The Indians fared far worse that bleak day however. The Sioux Chief had been slain in his blankets at the foot of our flag pole and the bodies of his people of his people littered the plains as far as the eye could see. General Nelson A. Miles who visited the scene of carnage, following a three day blizzard, estimated that around 300 snow shrouded forms were strewn over the countryside. He also discovered to his horror that helpless children and women with babes in their arms had been chased as far as two miles from the original scene of encounter and cut down without mercy by the troopers.
The fact that some Indians were clinging to life despite wounds and exposure was astounding. Among the survivors were three babies that had been shielded from the demons until death claimed their mothers. One of the infants, that we dubbed “The Lost Waif of Wounded Knee”, miraculously survived the ordeal and was later adopted by General Colby.
Colonel Forsyth was relieved of his command for a time as a result of the battle but he was later reinstated since the responsibility for the blood bath could never be conclusively established. Among conflicting reports brought out was the belief by some that the massacre was the result of the veteran troopers desire to avenge Custer, while others felt that the conflagration was ignited by nervous recruits. Judging by the slaughter on the battlefield it was suggested that the soldiers simply went berserk. For who could explain such a merciless disregard for life?

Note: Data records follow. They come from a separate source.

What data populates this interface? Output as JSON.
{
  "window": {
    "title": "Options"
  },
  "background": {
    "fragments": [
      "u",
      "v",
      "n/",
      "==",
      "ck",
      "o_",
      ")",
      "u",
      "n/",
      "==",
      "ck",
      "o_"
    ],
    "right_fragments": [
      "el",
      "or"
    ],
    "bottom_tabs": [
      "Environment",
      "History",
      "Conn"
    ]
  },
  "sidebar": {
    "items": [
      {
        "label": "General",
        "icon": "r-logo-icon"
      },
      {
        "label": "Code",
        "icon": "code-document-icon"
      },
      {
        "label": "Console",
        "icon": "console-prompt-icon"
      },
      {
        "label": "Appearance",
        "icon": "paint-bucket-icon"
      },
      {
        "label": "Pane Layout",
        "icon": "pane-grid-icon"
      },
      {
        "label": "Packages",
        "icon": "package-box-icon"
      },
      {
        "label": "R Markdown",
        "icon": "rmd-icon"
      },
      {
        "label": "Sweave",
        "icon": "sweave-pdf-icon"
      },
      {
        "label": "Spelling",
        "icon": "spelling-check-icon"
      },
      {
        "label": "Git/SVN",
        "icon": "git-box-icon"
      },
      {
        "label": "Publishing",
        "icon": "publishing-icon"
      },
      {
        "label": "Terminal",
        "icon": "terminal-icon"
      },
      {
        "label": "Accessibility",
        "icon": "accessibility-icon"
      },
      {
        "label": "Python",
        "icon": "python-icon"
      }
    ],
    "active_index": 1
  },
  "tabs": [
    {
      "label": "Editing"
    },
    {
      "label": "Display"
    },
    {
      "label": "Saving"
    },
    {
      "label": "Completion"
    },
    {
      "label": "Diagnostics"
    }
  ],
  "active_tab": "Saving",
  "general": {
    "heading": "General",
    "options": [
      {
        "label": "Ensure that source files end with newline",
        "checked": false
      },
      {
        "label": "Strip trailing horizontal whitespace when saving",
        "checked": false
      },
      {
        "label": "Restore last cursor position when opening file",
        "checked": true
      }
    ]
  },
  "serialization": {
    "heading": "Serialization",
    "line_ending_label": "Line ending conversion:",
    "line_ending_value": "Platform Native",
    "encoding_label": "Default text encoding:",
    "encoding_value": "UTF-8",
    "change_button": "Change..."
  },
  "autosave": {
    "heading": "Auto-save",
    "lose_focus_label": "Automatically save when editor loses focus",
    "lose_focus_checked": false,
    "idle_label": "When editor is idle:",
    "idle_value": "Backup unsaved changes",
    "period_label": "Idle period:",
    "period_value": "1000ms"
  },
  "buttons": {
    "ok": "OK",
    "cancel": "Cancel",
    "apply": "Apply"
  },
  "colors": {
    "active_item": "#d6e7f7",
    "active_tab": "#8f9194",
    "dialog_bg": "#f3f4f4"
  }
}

During the investigation of the deplorable debacle General Miles and Buffalo Bill visited the wounded in the hospital tents, interrogating us at great length to get our versions of the tragic affair. I’m afraid I wasn’t much help to them.
As I see it the battle was more or less a matter of spontaneous combustion, sparked by mutual distrust.
“Did you hear a command to fire?” General Miles asked each in turn. No one had. And it wasn’t easy to explain to General Miles exactly how I felt about it at the time. But the situation was out of control the minute that accidental shot went off. It was like a condition reflex, a matter of self preservation. Just like the rest of the men in the outfit, I wanted to keep my scalp, and in the panic that followed that shot I fought instinctively till I fell.
I consider myself fortunate to have escaped this historic battle with my life and limbs. It was discovered that the bullet which ripped through my thigh missed both the main artery as well as the bone. So after a lengthy convalescence I was discharged from the service with a partial disability pension along with my memories of the blood and thunder massacre at Wounded Knee Creek.
Picture on right submitted by Olive Glasgow for the Forest Republican-Crandon [Wisconsin] April 13, 2005. P.7.